The problem with this Germany side, if any at all, was not tactical, but psychological. Löw started the campaign with skipper Philipp Lahm playing in the central midfield – albeit as cover for Schweinsteiger, who was still recovering from injury. Lahm is a very versatile player, but certainly he could not dictate the tempo of the match in the midfield anchor role. Besides, this forced Germany to go with a flat back four of all centre backs – Benedikt Höwedes, Mats Hummels, Per Mertesacker and Jérôme Boateng – and lose out on natural width. Löw hesitated putting in Lahm, a natural overlapping full back, sometimes playing as a wing back, as the right back, as it could have exposed the defence with Höwedes appearing way below par on the other flank. This predictability and lack of leadership in Germany’s centre backs was heavily exposed against Ghana, and more so against Algeria, where only Neuer, playing very high as a sweeper, saved the day for them. Löw had no other option but to have Lahm move back next game onwards.

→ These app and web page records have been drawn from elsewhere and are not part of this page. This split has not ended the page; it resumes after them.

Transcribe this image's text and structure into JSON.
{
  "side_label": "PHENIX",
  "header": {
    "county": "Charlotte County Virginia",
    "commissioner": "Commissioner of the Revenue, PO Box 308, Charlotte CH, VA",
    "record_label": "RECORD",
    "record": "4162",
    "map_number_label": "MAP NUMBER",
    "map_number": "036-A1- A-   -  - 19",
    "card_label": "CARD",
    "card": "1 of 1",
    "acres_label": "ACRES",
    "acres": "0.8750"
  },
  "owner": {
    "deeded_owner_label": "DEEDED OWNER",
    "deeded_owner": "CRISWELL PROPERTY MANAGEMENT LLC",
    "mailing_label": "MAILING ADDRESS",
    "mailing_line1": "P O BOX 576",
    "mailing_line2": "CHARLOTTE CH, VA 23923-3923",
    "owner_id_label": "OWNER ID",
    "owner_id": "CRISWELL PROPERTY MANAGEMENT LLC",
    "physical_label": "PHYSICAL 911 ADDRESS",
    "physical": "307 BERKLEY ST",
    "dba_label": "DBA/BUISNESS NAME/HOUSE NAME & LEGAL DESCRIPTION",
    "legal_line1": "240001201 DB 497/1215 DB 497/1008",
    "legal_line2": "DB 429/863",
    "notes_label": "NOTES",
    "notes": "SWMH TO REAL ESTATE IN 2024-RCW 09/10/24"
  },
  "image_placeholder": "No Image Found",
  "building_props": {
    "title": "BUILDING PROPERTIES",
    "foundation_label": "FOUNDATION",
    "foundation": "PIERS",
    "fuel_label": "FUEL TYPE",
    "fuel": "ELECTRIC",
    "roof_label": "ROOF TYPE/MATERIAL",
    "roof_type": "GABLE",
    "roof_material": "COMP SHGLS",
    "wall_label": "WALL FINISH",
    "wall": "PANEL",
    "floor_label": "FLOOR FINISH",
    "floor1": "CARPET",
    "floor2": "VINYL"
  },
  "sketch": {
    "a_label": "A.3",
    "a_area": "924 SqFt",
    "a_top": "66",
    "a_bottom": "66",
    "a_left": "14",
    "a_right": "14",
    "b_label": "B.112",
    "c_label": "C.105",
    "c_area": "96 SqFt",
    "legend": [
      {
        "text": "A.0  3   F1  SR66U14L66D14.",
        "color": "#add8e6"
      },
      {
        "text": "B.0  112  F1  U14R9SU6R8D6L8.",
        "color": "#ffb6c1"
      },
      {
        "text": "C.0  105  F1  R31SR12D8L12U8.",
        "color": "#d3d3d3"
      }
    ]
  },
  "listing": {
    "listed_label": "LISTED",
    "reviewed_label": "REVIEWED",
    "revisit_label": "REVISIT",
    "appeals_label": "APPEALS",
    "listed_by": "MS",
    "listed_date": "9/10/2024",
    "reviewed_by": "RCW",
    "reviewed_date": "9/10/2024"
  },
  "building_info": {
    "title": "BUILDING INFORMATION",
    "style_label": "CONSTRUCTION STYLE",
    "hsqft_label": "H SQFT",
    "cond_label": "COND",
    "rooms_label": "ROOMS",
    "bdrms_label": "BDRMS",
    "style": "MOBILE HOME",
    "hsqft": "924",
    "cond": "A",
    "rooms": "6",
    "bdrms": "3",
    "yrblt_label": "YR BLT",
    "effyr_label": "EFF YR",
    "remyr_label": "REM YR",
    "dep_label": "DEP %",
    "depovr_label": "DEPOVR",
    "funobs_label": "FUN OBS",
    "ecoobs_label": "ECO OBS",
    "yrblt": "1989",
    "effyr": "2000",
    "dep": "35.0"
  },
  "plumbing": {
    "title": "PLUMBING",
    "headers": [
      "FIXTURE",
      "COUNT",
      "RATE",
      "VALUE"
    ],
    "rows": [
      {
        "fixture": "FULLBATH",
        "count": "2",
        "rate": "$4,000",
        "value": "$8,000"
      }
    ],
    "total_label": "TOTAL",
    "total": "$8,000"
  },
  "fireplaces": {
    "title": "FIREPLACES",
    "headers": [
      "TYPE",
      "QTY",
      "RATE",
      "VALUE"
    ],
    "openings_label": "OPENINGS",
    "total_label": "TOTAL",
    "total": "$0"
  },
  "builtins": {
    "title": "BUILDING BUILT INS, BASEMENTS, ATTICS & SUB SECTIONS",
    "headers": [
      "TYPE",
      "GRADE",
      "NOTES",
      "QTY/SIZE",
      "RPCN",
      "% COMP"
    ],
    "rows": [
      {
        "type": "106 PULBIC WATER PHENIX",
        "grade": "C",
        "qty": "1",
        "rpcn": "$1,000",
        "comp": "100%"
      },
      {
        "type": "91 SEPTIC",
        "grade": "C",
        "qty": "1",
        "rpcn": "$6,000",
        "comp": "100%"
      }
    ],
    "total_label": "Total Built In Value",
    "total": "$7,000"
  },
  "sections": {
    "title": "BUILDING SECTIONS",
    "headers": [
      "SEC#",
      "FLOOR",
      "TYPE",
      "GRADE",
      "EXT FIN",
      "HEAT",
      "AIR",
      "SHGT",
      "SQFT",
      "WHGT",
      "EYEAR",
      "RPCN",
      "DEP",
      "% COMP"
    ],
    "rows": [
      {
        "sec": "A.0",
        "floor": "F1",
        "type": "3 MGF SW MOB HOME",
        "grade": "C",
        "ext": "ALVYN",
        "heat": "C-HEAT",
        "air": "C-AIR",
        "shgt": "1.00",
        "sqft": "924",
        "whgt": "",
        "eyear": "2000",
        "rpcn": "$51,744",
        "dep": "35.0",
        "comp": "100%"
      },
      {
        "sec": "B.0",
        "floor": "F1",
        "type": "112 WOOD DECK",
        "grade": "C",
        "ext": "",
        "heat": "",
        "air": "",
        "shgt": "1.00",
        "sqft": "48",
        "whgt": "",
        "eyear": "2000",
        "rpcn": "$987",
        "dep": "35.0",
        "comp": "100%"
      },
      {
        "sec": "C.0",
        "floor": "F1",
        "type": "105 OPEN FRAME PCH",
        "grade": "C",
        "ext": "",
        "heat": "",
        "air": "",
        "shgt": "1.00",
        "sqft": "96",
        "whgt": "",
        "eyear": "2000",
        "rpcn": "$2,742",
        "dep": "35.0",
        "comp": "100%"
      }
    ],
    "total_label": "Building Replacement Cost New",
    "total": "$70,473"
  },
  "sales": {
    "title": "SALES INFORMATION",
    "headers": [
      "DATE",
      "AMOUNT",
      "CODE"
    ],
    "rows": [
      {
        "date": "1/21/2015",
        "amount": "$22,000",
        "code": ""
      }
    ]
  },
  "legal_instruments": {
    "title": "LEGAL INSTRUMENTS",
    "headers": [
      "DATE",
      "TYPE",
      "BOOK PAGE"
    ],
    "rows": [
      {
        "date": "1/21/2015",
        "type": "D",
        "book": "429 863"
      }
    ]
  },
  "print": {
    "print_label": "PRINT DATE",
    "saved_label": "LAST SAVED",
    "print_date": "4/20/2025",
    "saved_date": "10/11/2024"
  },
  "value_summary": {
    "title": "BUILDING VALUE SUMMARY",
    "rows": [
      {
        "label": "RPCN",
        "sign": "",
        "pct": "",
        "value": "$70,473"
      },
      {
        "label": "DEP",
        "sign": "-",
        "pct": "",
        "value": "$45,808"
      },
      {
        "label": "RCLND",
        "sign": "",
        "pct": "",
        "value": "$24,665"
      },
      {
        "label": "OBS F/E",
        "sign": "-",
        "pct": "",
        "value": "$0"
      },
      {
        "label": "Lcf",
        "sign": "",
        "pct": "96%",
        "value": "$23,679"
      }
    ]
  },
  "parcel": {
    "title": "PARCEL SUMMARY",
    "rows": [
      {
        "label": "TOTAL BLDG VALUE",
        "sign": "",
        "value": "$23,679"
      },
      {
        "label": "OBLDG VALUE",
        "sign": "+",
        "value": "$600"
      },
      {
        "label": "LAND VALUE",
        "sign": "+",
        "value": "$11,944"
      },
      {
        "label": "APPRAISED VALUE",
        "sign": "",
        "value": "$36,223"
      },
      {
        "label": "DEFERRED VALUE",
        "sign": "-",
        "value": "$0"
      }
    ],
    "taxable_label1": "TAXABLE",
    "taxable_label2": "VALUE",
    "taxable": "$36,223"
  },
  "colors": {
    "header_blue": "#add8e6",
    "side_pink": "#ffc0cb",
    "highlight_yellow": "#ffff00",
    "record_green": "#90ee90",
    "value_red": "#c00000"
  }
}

Another battle within was the choice of central striker. Löw had only one out and out striker in his squad – possibly the last active poacher in world football, 35-year old Miroslav Klose. Even then his chances were limited as Germany preferred a false 9. May be it was justified given the number of attack-minded midfielders they had. Mesut Özil, André Schürrle, Thomas Müller, Mario Götze – whoever started in the front three positions, had the license to drift around, constantly change positions – goals simply had to come with so many sources. Müller, in particular, stayed wide on the left as Höwedes was never comfortable venturing forward. Özil, Schürrle or Götze – the rightsided attacking midfielders could roam a bit more freely with either Lahm or Boateng providing width on the outside. But ultimately the lack of verticality in German attack prompted Löw to slot Klose in the starting XI. Germany now playing a 4-4-2 with Müller as the withdrawn striker, shifted slightly towards the wide channel. Klose, however, did not disappoint as he went on to become the record goal scorer in the history of World Cup.
Honestly, whatever team Löw would have fielded, tactically that side would have had weak points. But on the other hand, that very German side would have been the team to beat in World Cup 2014. And that is exactly what everyone got to see. Germany presented a blueprint for success – it cannot be achieved overnight. After the Euro 2004 exit in the group stage, German Football association ( Deutscher Fußball-Bund – DFB) revamped the club and country academy structure. They emphasized on and invested in youth development and in bringing up top class coaches from the grass root level. That journey resulted in a total resurrection of German football culminating in World Cup victory.
Featured Image Courtesy: NY Times